August 12, 2015 7:21 AM EDT

Rdio, one of the smaller competitors in the crowded music streaming space, is trying to stand out with a very old-school feature: hundreds of local radio stations featuring live DJs.

On Wednesday, the company announced it’s adding 500 live terrestrial radio stations to its service, giving users the ability to stream programming on their computer or mobile device. Rdio is partnering with Cumulus, the second-largest radio station owner in the U.S., to deliver the content, which will be available on both Rdio’s free and paid tiers starting immediately. iHeartRadio, the country’s largest station owner, already has its own streaming app.

When opening the Rdio app, users will see live radio stations that match their listening habits, mixed with album and song suggestions picked by Rdio’s recommendation algorithms. Once a radio station is selected, the live broadcast will play, ads and all, directly through Rdio. Users can save any songs they’re hearing to listen to on-demand at a later time.
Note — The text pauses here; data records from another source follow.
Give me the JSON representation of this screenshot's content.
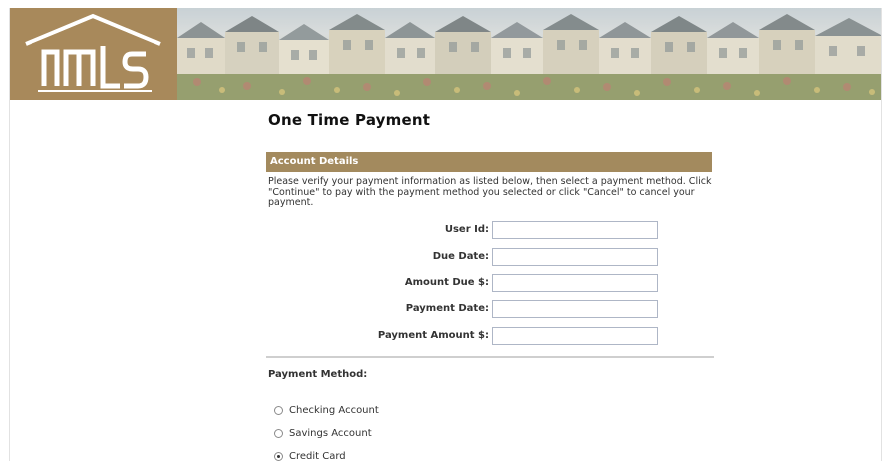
{
  "header": {
    "logo_text": "NMLS",
    "brand_color": "#a8895b"
  },
  "page": {
    "title": "One Time Payment"
  },
  "account_details": {
    "section_title": "Account Details",
    "instructions": "Please verify your payment information as listed below, then select a payment method. Click \"Continue\" to pay with the payment method you selected or click \"Cancel\" to cancel your payment.",
    "fields": [
      {
        "label": "User Id:",
        "value": ""
      },
      {
        "label": "Due Date:",
        "value": ""
      },
      {
        "label": "Amount Due $:",
        "value": ""
      },
      {
        "label": "Payment Date:",
        "value": ""
      },
      {
        "label": "Payment Amount $:",
        "value": ""
      }
    ]
  },
  "payment_method": {
    "title": "Payment Method:",
    "options": [
      {
        "label": "Checking Account",
        "selected": false
      },
      {
        "label": "Savings Account",
        "selected": false
      },
      {
        "label": "Credit Card",
        "selected": true
      }
    ]
  },
  "colors": {
    "section_bar": "#a38a5e",
    "input_border": "#aeb6c6"
  }
}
The new feature is primarily aimed at users who haven’t yet dived into the world of music streaming services. About 41 million people currently pay for a music subscription service, while 245 million people aged 12 or older in the U.S. alone listen to traditional radio stations every week, according to Nielsen. Rdio doesn’t break out its user numbers, but CEO Anthony Bay told CNET last year that “our numbers aren’t as big as we’d like them to be.”

“There [are] still tons of people out there that are listening to music every week that haven’t used any streaming service,” says Chris Becherer, Rdio’s senior vice president for product. “Our goal is to try to bridge that audience.”
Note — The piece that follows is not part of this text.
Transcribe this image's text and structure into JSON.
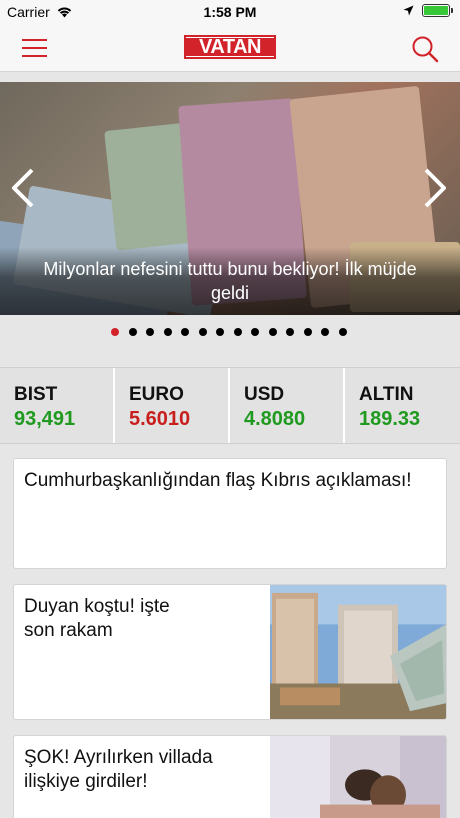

Rdio’s new feature comes shortly after Apple launched its own streaming service with a live radio station called Beats 1 as a central element. There’s been a broader shift among consumer tech companies over the last year in acknowledging the value of curatorial experts instead of relying overwhelmingly on algorithms.

“There’s a group of people that have been doing curation in this country for over 100 years quite effectively,” Becherer says, “and that’s local broadcast radio DJs.”

More Must-Reads From TIME

Contact us at

You May Also Like